Nicholas Economides and Ioannis Lianos on Privacy and Antitrust, forthcoming in the Journal of Competition Law and Economics

September 10, 2020

We discuss how the acquisition of private information by default without compensation by digital platforms such as Google and Facebook results in a market failure and can be grounds for antitrust enforcement. To avoid the market failure, the default in the collection of personal information should be changed by law to “opt-out.” This would allow the creation of a vibrant market for the sale of users’ personal information to digital platforms. Assuming that all parties are perfectly informed, users are better off in this functioning market and digital platforms are worse off compared to the default opt-in. However, just switching to a default opt-in will not restore competition to the but for world because of the immense market power and bargaining power towards an individual user that digital platforms have acquired. Digital platforms can use this power to reduce the compensation that a user would receive for his/her personal information compared to a competitive world. Additionally, it is likely that the digital platforms are much better informed than the user in this market, and can use this information to disadvantage users in the market for personal information.
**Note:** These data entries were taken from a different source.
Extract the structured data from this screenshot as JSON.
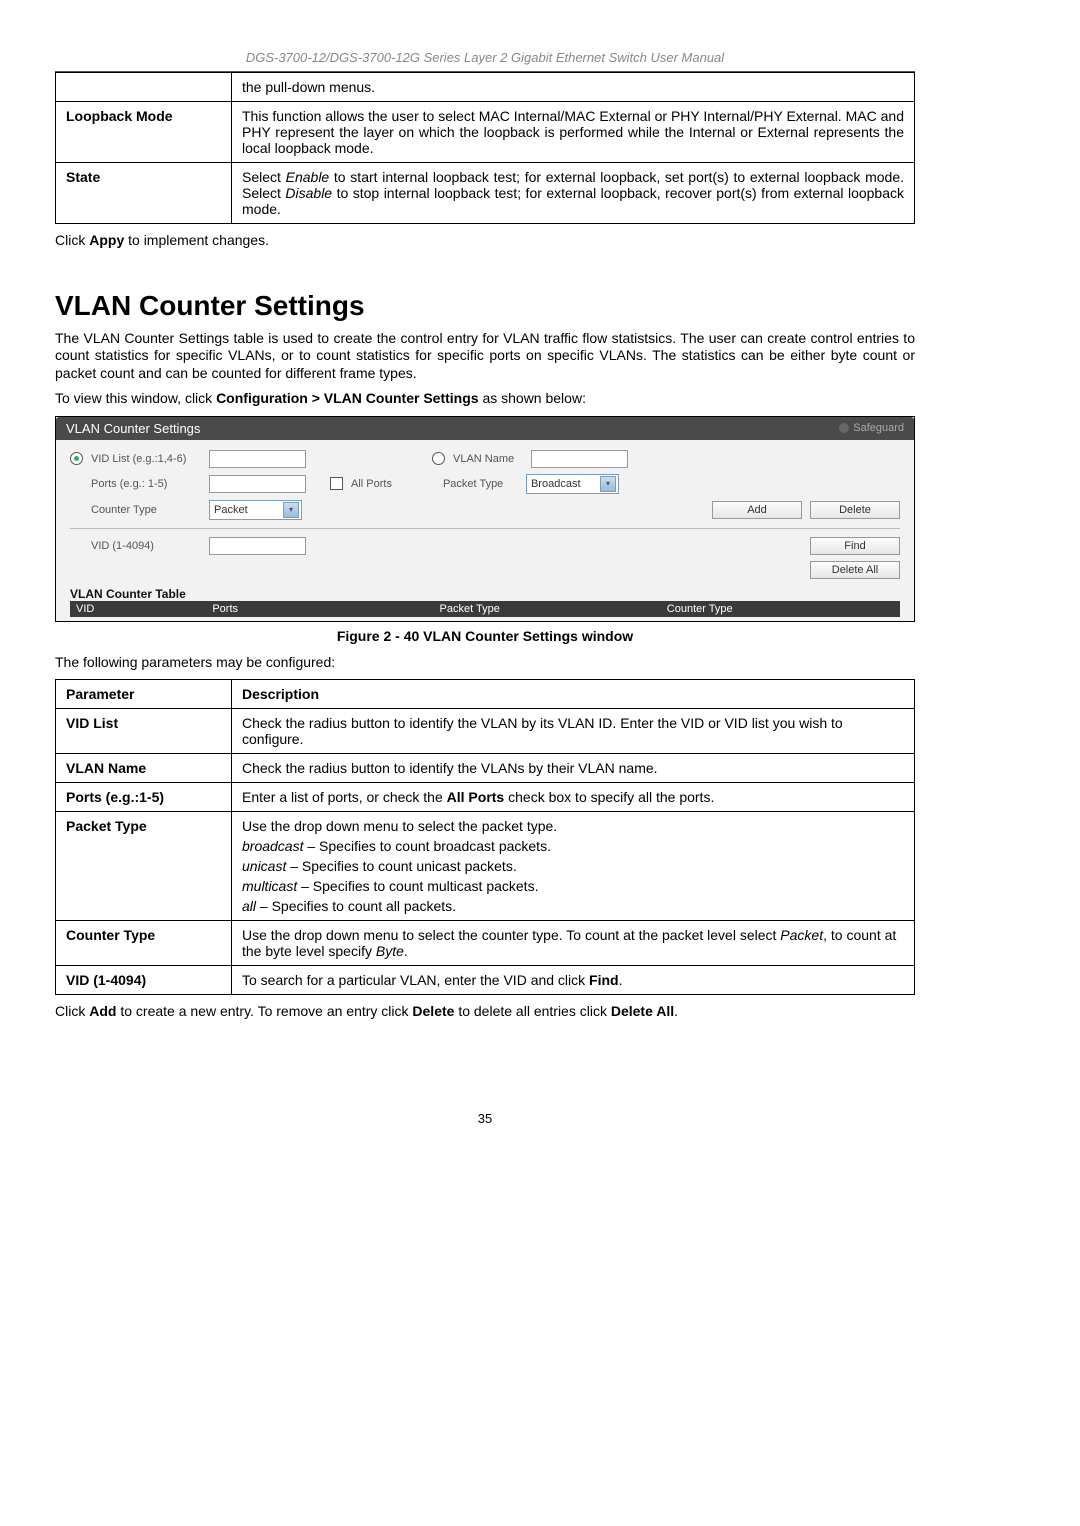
{
  "header": "DGS-3700-12/DGS-3700-12G Series Layer 2 Gigabit Ethernet Switch User Manual",
  "table1": {
    "rows": [
      {
        "param": "",
        "desc": "the pull-down menus."
      },
      {
        "param": "Loopback Mode",
        "desc": "This function allows the user to select MAC Internal/MAC External or PHY Internal/PHY External. MAC and PHY represent the layer on which the loopback is performed while the Internal or External represents the local loopback mode."
      }
    ],
    "state_param": "State",
    "state_pre": "Select ",
    "state_i1": "Enable",
    "state_mid1": " to start internal loopback test; for external loopback, set port(s) to external loopback mode. Select ",
    "state_i2": "Disable",
    "state_mid2": " to stop internal loopback test; for external loopback, recover port(s) from external loopback mode."
  },
  "after_t1_pre": "Click ",
  "after_t1_b": "Appy",
  "after_t1_post": " to implement changes.",
  "section_title": "VLAN Counter Settings",
  "intro": "The VLAN Counter Settings table is used to create the control entry for VLAN traffic flow statistsics. The user can create control entries to count statistics for specific VLANs, or to count statistics for specific ports on specific VLANs. The statistics can be either byte count or packet count and can be counted for different frame types.",
  "nav_pre": "To view this window, click ",
  "nav_b": "Configuration > VLAN Counter Settings",
  "nav_post": " as shown below:",
  "screenshot": {
    "title": "VLAN Counter Settings",
    "safeguard": "Safeguard",
    "vid_list_label": "VID List (e.g.:1,4-6)",
    "vlan_name_label": "VLAN Name",
    "ports_label": "Ports (e.g.: 1-5)",
    "all_ports": "All Ports",
    "packet_type_label": "Packet Type",
    "packet_type_value": "Broadcast",
    "counter_type_label": "Counter Type",
    "counter_type_value": "Packet",
    "add": "Add",
    "delete": "Delete",
    "vid_range": "VID (1-4094)",
    "find": "Find",
    "delete_all": "Delete All",
    "table_title": "VLAN Counter Table",
    "th_vid": "VID",
    "th_ports": "Ports",
    "th_packet": "Packet Type",
    "th_counter": "Counter Type"
  },
  "figure_caption": "Figure 2 - 40 VLAN Counter Settings window",
  "params_intro": "The following parameters may be configured:",
  "table2_head_param": "Parameter",
  "table2_head_desc": "Description",
  "table2": {
    "rows": [
      {
        "param": "VID List",
        "desc": "Check the radius button to identify the VLAN by its VLAN ID. Enter the VID or VID list you wish to configure."
      },
      {
        "param": "VLAN Name",
        "desc": "Check the radius button to identify the VLANs by their VLAN name."
      }
    ],
    "ports_param": "Ports (e.g.:1-5)",
    "ports_pre": "Enter a list of ports, or check the ",
    "ports_b": "All Ports",
    "ports_post": " check box to specify all the ports.",
    "packet_param": "Packet Type",
    "packet_l1": "Use the drop down menu to select the packet type.",
    "packet_i1": "broadcast",
    "packet_t1": " – Specifies to count broadcast packets.",
    "packet_i2": "unicast",
    "packet_t2": " – Specifies to count unicast packets.",
    "packet_i3": "multicast",
    "packet_t3": " – Specifies to count multicast packets.",
    "packet_i4": "all",
    "packet_t4": " – Specifies to count all packets.",
    "counter_param": "Counter Type",
    "counter_pre": "Use the drop down menu to select the counter type. To count at the packet level select ",
    "counter_i1": "Packet",
    "counter_mid": ", to count at the byte level specify ",
    "counter_i2": "Byte",
    "counter_post": ".",
    "vid_param": "VID (1-4094)",
    "vid_pre": "To search for a particular VLAN, enter the VID and click ",
    "vid_b": "Find",
    "vid_post": "."
  },
  "footer_pre": "Click ",
  "footer_b1": "Add",
  "footer_mid1": " to create a new entry. To remove an entry click ",
  "footer_b2": "Delete",
  "footer_mid2": " to delete all entries click ",
  "footer_b3": "Delete All",
  "footer_post": ".",
  "page_number": "35"
}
Nicholas Economides is a Professor of Economics at NYU Stern.
Read full paper here.